Political Gaffes to Spark Any Party
JOHN YDSTIE, host:
Massachusetts Senator John Kerry made headlines this past week in the one way no politician ever wants, with a gaffe. And worse, one that could be exploited by political foes.
Senator JOHN KERRY (Democrat, Massachusetts): Education. If you make the most of it and you study hard and you do your homework and you make an effort to be smart, you can do well. If you don't, you get stuck in Iraq.
YDSTIE: Kerry insisted that he meant to insult to U.S. troops and that he simply botched a joke aimed at President Bush. The former Democratic presidential nominee was only the latest in a long line of politicians to suffer from foot-in-mouth disease. Delaware Senator Joe Biden, another Democrat, and another perennial presidential aspirant, on a campaign visit to New Hampshire this past summer managed to insult a large segment of America's immigrant population.

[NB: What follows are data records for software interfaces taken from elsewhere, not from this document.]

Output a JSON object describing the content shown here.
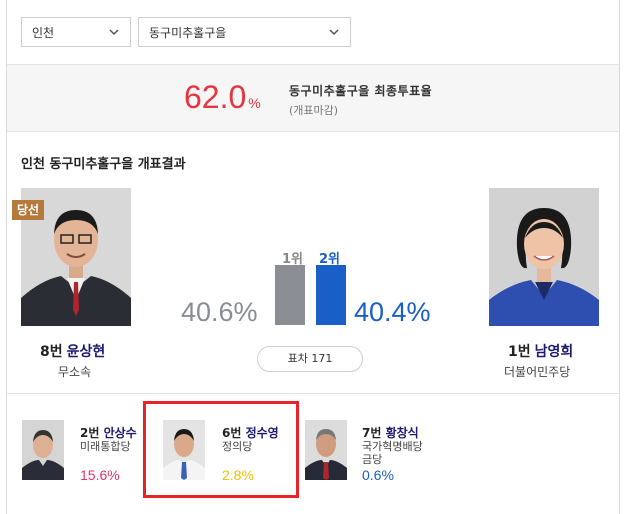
{
  "filters": {
    "region": "인천",
    "district": "동구미추홀구을"
  },
  "turnout": {
    "value": "62.0",
    "unit": "%",
    "label": "동구미추홀구을 최종투표율",
    "status": "(개표마감)"
  },
  "section_title": "인천 동구미추홀구을 개표결과",
  "winner_badge": "당선",
  "leading": {
    "number": "8번",
    "name": "윤상현",
    "party": "무소속",
    "percent": "40.6%",
    "rank": "1위",
    "share": 40.6
  },
  "runner_up": {
    "number": "1번",
    "name": "남영희",
    "party": "더불어민주당",
    "percent": "40.4%",
    "rank": "2위",
    "share": 40.4
  },
  "margin": "표차 171",
  "others": [
    {
      "number": "2번",
      "name": "안상수",
      "party": "미래통합당",
      "percent": "15.6%",
      "pct_color": "#e0346b"
    },
    {
      "number": "6번",
      "name": "정수영",
      "party": "정의당",
      "percent": "2.8%",
      "pct_color": "#f2c200"
    },
    {
      "number": "7번",
      "name": "황창식",
      "party": "국가혁명배당금당",
      "percent": "0.6%",
      "pct_color": "#1a5fc7"
    }
  ],
  "colors": {
    "turnout": "#e8343f",
    "leading_bar": "#8a8d92",
    "runner_bar": "#1a5fc7",
    "badge": "#b57a3b",
    "highlight": "#e8232a"
  }
}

Senator JOE BIDEN (Democrat, Delaware): In Delaware, the largest growth in population is Indian-Americans moving from India. You cannot go to a 7/11 or a Dunkin' Donuts unless you have a slight Indian accent. I'm not joking.
YDSTIE: Biden might have done better to claim he was joking. Of course, the Democrats don't hold a monopoly on verbal miscues. Former Vice President Dan Quayle, a Republican from Indiana, in a 1989 speech, meant to flatter an audience at a conference of the United Negro College Fund.
Vice President DAN QUAYLE: And you take the UNCF motto that what a waste it is to lose one's mind or not to have a mind is being wasteful. How true that is.
YDSTIE: And President Bush has done his part to secure a prominent spot in the political Miscue Hall of Fame. Jacob Weisberg, the editor of Slate magazine, dubbed the president's frequent flub-ups Bushisms, like this one from a 2002 speech in Nashville, Tennessee.
President GEORGE W. BUSH: There's an old saying in Tennessee - I know it's in Texas, probably in Tennessee - that says fool me once, shame on - shame on you. Fool me - you can't get fooled again.
YDSTIE: And sometimes enthusiasm gets the best of a politician's tongue. This happened to former Vermont Governor Howard Dean after he finished in third place in the 2004 Iowa caucuses.
Governor HOWARD DEAN (Vermont): We're going to South Dakota and Oregon and Washington and Michigan, and then we're going to Washington, D.C. to take by the White House. Yeah!
YDSTIE: The I Have A Scream Speech had the misfortune of coming in the age of the Internet. Dean has gone on to head the Democratic National Committee, and his wail has been mixed and re-mixed by countless online DJs.
(Soundbite of music)
Governor DEAN: And then we're going to Washington, D.C. Yeah!
YDSTIE: This is Fox - I'm sorry. This is the CBS - oh, geez, where I am? Oh, this is NPR News.
NPR transcripts are created on a rush deadline by Verb8tm, Inc., an NPR contractor, and produced using a proprietary transcription process developed with NPR. This text may not be in its final form and may be updated or revised in the future. Accuracy and availability may vary. The authoritative record of NPR’s programming is the audio record.